What you should do >>
Work out how many lines in the data hold the word "view", and reply with that number only.

** Information given follows **

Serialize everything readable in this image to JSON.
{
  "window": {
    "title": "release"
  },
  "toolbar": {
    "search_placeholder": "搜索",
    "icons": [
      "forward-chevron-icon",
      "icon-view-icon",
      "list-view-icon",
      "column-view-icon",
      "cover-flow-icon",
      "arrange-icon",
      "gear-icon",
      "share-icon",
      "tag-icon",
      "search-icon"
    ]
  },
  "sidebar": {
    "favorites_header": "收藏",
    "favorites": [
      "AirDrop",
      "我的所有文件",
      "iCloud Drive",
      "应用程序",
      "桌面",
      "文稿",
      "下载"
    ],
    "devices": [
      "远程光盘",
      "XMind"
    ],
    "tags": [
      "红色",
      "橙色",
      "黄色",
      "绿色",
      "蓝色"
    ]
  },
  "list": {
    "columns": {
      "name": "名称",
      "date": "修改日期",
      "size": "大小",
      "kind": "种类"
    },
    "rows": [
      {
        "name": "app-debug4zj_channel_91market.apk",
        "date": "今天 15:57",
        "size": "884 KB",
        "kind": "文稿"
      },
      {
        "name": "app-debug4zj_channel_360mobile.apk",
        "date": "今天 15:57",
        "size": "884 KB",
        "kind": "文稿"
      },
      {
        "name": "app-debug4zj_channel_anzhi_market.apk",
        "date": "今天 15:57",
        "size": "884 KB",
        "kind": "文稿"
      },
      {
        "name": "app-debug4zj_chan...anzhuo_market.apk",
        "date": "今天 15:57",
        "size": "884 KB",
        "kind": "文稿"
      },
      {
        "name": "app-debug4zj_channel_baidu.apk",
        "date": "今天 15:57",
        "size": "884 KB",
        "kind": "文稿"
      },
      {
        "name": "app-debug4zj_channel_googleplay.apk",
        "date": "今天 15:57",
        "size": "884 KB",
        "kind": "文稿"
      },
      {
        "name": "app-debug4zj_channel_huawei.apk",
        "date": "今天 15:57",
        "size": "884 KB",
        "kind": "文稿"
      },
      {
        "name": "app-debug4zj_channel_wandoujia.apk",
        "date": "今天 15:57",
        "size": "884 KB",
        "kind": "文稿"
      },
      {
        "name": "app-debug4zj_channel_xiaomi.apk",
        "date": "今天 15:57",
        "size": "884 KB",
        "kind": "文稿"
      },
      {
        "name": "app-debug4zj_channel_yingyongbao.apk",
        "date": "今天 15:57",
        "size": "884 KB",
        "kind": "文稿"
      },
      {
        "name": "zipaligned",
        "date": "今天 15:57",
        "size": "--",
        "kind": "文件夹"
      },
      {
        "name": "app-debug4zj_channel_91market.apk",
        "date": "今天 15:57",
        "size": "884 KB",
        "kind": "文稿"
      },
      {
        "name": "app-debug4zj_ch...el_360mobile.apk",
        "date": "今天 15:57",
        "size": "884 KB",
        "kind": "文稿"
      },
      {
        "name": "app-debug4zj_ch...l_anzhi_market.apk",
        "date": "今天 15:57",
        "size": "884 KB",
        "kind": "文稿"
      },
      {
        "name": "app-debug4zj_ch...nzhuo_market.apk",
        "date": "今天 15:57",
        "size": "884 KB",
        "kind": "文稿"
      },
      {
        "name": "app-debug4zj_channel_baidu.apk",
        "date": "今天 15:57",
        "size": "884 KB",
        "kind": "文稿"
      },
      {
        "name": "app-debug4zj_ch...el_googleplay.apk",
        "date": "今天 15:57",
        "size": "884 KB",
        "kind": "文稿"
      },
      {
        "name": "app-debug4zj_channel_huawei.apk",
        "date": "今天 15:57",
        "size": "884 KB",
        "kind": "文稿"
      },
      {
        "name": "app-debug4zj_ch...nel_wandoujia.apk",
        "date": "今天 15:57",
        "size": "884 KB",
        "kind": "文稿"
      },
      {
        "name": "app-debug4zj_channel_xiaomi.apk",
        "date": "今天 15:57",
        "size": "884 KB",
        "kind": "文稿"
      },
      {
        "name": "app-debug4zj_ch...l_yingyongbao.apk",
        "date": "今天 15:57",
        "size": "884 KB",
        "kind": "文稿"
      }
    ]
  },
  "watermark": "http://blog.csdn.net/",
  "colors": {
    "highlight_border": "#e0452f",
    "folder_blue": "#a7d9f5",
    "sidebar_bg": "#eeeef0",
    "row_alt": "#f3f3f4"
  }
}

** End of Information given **

Solution >>
3